Sutton simmers: Providence Coach Paul Sutton was sitting in his office the day after a loss to Campbell Hall when one of his players walked in.
"Coach, I had a dream about the game," the player said.
"It was a nightmare," Sutton responded.
Providence's 44-31 loss to the Vikings earlier this month prompted yet another sleepless night for Sutton and his team. Providence is 1-11 overall and its average margin of defeat is 17.1 points. The Pioneers' lone victory came against San Pasquel (Ariz.) in a vacation tournament, meaning the Pioneers are 0-for-California.
"This is probably the most frustrating team I've ever had," Sutton said. "As a coach, you start to doubt yourself."
Providence's problem is its shooting. Even before Providence lost to Crossroads, 57-25, and Bel-Air Prep, 72-43, last week, the Pioneers were shooting 33.7% from the field and 49% from the free-throw line.
"It's almost like there's a lid on the basket," Sutton said.
According to Sutton, Providence's trouble is not poor shot selection. "Of the 510 shots we've attempted this year, 490 are within the offense."
You tell me: Nobody has really found a way to stop Oakwood's human highlight film, junior forward Mitch Butler, who is averaging 33.4 points and 15.4 rebounds a game. Oakwood Coach Roz Goldenburg is just glad he is on her side.
"You don't know how glad I am I don't have to think about having to stop him," she said. "I enjoy not having to think about it."

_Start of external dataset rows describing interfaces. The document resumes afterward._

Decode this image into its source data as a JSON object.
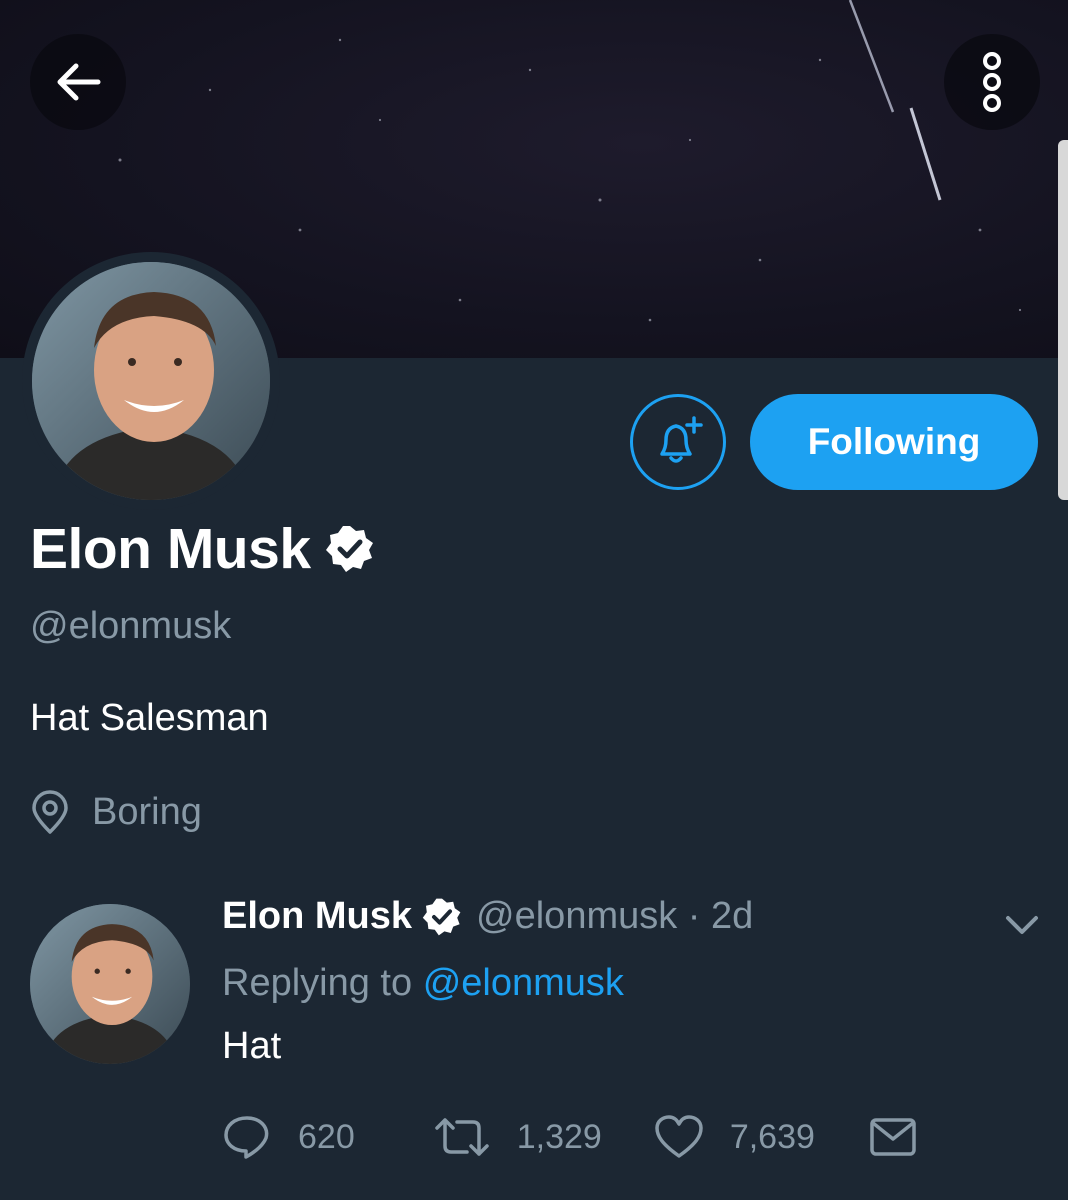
{
  "header": {
    "back_icon": "arrow-left-icon",
    "more_icon": "more-vertical-icon"
  },
  "profile": {
    "name": "Elon Musk",
    "handle": "@elonmusk",
    "bio": "Hat Salesman",
    "location": "Boring",
    "verified": true,
    "following_label": "Following",
    "notify_icon": "bell-plus-icon"
  },
  "tweet": {
    "author_name": "Elon Musk",
    "meta": "@elonmusk · 2d",
    "replying_prefix": "Replying to",
    "replying_to": "@elonmusk",
    "text": "Hat",
    "counts": {
      "replies": "620",
      "retweets": "1,329",
      "likes": "7,639"
    }
  },
  "colors": {
    "background": "#1c2733",
    "accent": "#1da1f2",
    "muted": "#8899a6",
    "text": "#ffffff"
  }
}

Oakwood (12-1, 4-0) plays host to Liberty League rival Holy Martyrs (8-4, 3-0) at 7:30 tonight in a battle for first place. Holy Martyrs' Coach Varant Vartabedian laughed when asked how he planned to stop the 6-5 Butler.
"If you know, tell me," Vartabedian said. "I don't know how to stop him. We're going to try to keep him from getting the ball."
Staff writers Chris J. Parker, Vince Kowalick and Steven Fleischman contributed to this notebook.